Please retype every entry, keeping each one exactly as written.

Source material
###

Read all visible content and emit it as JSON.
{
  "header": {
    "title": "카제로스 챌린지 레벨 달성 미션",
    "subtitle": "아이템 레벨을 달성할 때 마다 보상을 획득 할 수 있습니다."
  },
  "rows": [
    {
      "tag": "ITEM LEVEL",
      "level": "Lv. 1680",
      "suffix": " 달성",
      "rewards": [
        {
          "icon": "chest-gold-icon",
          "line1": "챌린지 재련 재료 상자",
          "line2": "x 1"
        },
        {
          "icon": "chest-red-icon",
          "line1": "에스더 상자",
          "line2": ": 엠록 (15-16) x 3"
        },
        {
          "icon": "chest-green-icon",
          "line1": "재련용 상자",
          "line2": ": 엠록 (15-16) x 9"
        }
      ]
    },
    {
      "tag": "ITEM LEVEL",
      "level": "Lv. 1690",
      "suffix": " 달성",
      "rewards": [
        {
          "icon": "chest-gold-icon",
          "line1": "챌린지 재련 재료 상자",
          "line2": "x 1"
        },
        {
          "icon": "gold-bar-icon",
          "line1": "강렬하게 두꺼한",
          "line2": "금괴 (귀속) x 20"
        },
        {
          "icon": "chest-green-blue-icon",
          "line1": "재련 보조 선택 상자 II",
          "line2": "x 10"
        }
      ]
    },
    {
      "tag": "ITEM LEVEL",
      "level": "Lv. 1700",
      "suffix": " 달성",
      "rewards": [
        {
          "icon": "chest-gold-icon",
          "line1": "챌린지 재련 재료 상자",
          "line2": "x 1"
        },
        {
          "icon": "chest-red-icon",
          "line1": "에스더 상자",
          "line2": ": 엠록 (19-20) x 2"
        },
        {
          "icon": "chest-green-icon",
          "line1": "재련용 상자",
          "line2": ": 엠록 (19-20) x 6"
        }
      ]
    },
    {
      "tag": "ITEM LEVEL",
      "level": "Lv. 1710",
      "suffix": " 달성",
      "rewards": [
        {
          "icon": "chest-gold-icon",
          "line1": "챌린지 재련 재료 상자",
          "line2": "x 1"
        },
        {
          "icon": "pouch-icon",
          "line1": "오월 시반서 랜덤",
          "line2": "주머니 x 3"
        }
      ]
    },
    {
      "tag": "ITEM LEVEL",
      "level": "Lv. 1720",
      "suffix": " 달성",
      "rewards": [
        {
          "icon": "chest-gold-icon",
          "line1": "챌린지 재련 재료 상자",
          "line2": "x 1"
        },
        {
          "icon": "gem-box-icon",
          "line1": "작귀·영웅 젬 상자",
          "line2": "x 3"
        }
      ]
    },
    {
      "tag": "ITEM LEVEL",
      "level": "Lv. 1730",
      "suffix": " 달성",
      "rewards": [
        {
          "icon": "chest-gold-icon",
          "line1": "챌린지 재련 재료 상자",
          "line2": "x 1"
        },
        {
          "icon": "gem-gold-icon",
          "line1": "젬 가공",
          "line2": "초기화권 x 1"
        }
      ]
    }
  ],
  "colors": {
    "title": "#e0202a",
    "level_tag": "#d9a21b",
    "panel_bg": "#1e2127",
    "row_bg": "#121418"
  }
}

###

Result below
Read all visible content and emit it as JSON.
{
  "header": {
    "title": "카제로스 챌린지 레벨 달성 미션",
    "subtitle": "아이템 레벨을 달성할 때 마다 보상을 획득 할 수 있습니다."
  },
  "rows": [
    {
      "tag": "ITEM LEVEL",
      "level": "Lv. 1680",
      "suffix": " 달성",
      "rewards": [
        {
          "icon": "chest-gold-icon",
          "line1": "챌린지 재련 재료 상자",
          "line2": "x 1"
        },
        {
          "icon": "chest-red-icon",
          "line1": "에스더 상자",
          "line2": ": 엠록 (15-16) x 3"
        },
        {
          "icon": "chest-green-icon",
          "line1": "재련용 상자",
          "line2": ": 엠록 (15-16) x 9"
        }
      ]
    },
    {
      "tag": "ITEM LEVEL",
      "level": "Lv. 1690",
      "suffix": " 달성",
      "rewards": [
        {
          "icon": "chest-gold-icon",
          "line1": "챌린지 재련 재료 상자",
          "line2": "x 1"
        },
        {
          "icon": "gold-bar-icon",
          "line1": "강렬하게 두꺼한",
          "line2": "금괴 (귀속) x 20"
        },
        {
          "icon": "chest-green-blue-icon",
          "line1": "재련 보조 선택 상자 II",
          "line2": "x 10"
        }
      ]
    },
    {
      "tag": "ITEM LEVEL",
      "level": "Lv. 1700",
      "suffix": " 달성",
      "rewards": [
        {
          "icon": "chest-gold-icon",
          "line1": "챌린지 재련 재료 상자",
          "line2": "x 1"
        },
        {
          "icon": "chest-red-icon",
          "line1": "에스더 상자",
          "line2": ": 엠록 (19-20) x 2"
        },
        {
          "icon": "chest-green-icon",
          "line1": "재련용 상자",
          "line2": ": 엠록 (19-20) x 6"
        }
      ]
    },
    {
      "tag": "ITEM LEVEL",
      "level": "Lv. 1710",
      "suffix": " 달성",
      "rewards": [
        {
          "icon": "chest-gold-icon",
          "line1": "챌린지 재련 재료 상자",
          "line2": "x 1"
        },
        {
          "icon": "pouch-icon",
          "line1": "오월 시반서 랜덤",
          "line2": "주머니 x 3"
        }
      ]
    },
    {
      "tag": "ITEM LEVEL",
      "level": "Lv. 1720",
      "suffix": " 달성",
      "rewards": [
        {
          "icon": "chest-gold-icon",
          "line1": "챌린지 재련 재료 상자",
          "line2": "x 1"
        },
        {
          "icon": "gem-box-icon",
          "line1": "작귀·영웅 젬 상자",
          "line2": "x 3"
        }
      ]
    },
    {
      "tag": "ITEM LEVEL",
      "level": "Lv. 1730",
      "suffix": " 달성",
      "rewards": [
        {
          "icon": "chest-gold-icon",
          "line1": "챌린지 재련 재료 상자",
          "line2": "x 1"
        },
        {
          "icon": "gem-gold-icon",
          "line1": "젬 가공",
          "line2": "초기화권 x 1"
        }
      ]
    }
  ],
  "colors": {
    "title": "#e0202a",
    "level_tag": "#d9a21b",
    "panel_bg": "#1e2127",
    "row_bg": "#121418"
  }
}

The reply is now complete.